Herouldmede traditional Herefords
Back in 2009 we found ourselves owners of two Traditional Hereford cows and a heifer. Not realising where the journey was going to take us we set out to find some land and sheds to rent and then went in search of a couple more cows and a bull!
This was back in Buckinghamshire and neither of us had much - if any - experience with cattle. For total novices we could not have picked a better breed to start with. The cows were calm, the bull almost horizontal he was so relaxed and they all just quietly went about their business doing what they do best - eating grass and having young. Before we knew it we were up to 30 or so and were fast running out of space! At this point we had to make a major decision, do we stay as we are keeping numbers at an even keel; or do we take the plunge sell up and buy our own small farm and grow the herd.

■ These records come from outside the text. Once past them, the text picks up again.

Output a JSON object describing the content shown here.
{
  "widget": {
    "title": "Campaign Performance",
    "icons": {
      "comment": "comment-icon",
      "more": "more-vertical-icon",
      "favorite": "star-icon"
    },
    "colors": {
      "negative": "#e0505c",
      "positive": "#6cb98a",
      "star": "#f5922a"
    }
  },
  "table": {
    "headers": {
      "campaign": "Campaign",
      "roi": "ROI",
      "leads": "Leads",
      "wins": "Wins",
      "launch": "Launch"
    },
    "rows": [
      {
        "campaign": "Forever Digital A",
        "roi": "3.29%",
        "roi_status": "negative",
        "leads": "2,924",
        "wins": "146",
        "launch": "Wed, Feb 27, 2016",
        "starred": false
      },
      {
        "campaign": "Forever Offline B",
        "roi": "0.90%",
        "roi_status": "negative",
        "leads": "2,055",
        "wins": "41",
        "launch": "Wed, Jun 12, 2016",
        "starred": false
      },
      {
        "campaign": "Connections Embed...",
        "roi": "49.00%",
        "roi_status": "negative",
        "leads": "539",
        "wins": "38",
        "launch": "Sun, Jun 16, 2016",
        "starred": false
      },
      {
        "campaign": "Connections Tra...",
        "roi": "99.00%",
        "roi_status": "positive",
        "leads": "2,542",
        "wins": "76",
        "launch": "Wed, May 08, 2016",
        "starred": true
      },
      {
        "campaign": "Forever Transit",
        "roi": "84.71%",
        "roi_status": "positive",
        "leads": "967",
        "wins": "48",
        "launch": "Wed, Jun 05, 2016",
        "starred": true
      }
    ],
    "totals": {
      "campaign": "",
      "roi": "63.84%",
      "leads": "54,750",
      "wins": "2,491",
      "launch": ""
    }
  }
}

It was a no brainer - we sold up and moved to north Herefordshire, lock, stock and barrel!
We now have our own 50 acres and and our numbers generally hover around the 70 mark. We are also lucky enough to rent a few extra acres which all back onto our fields, this means we are now able to graze the herd on a weekly rotation and make all our own hay. This allows the herd to be purely grass fed and that means we know exactly what our cattle are eating at all times.
We separate the herd into breeding cows, heifers and steers along with any young bulls we might have. The main herd are rotated throughout the farm moving fields every 5-7 days; the young males and heifers are again moved regularly to keep the risk of disease down and to give the grass opportunity to recover. The winters here can be wet and our soil loamy clay so we bring them all in - otherwise we know we'd have no grass in the spring to talk of.
We now find ourselves in a position where we are at our optimum number of breeding cows, so we regularly have heifers for sale - and at present as we find we are calving mostly in spring they are usually put up for sale as from the following spring. Bull calves are, in the main steered and de-horned (much safer for everyone when they're under the sheds). Occasionally we find that we have a bull calf that might just be good enough to go for breeding and the decision to keep them whole or not usually takes place after 12 months or so. Our steers are grown on until 28 -29 months and we are fortunate to have a number of local butchers who only buy local rare breed meats so on the occasions that they have our beef on their slab our name and herd name is up there on their chalk boards! We are also lucky to have a small private slaughterhouse just 20 minutes away so all in all food miles are kept to an absolute minimum.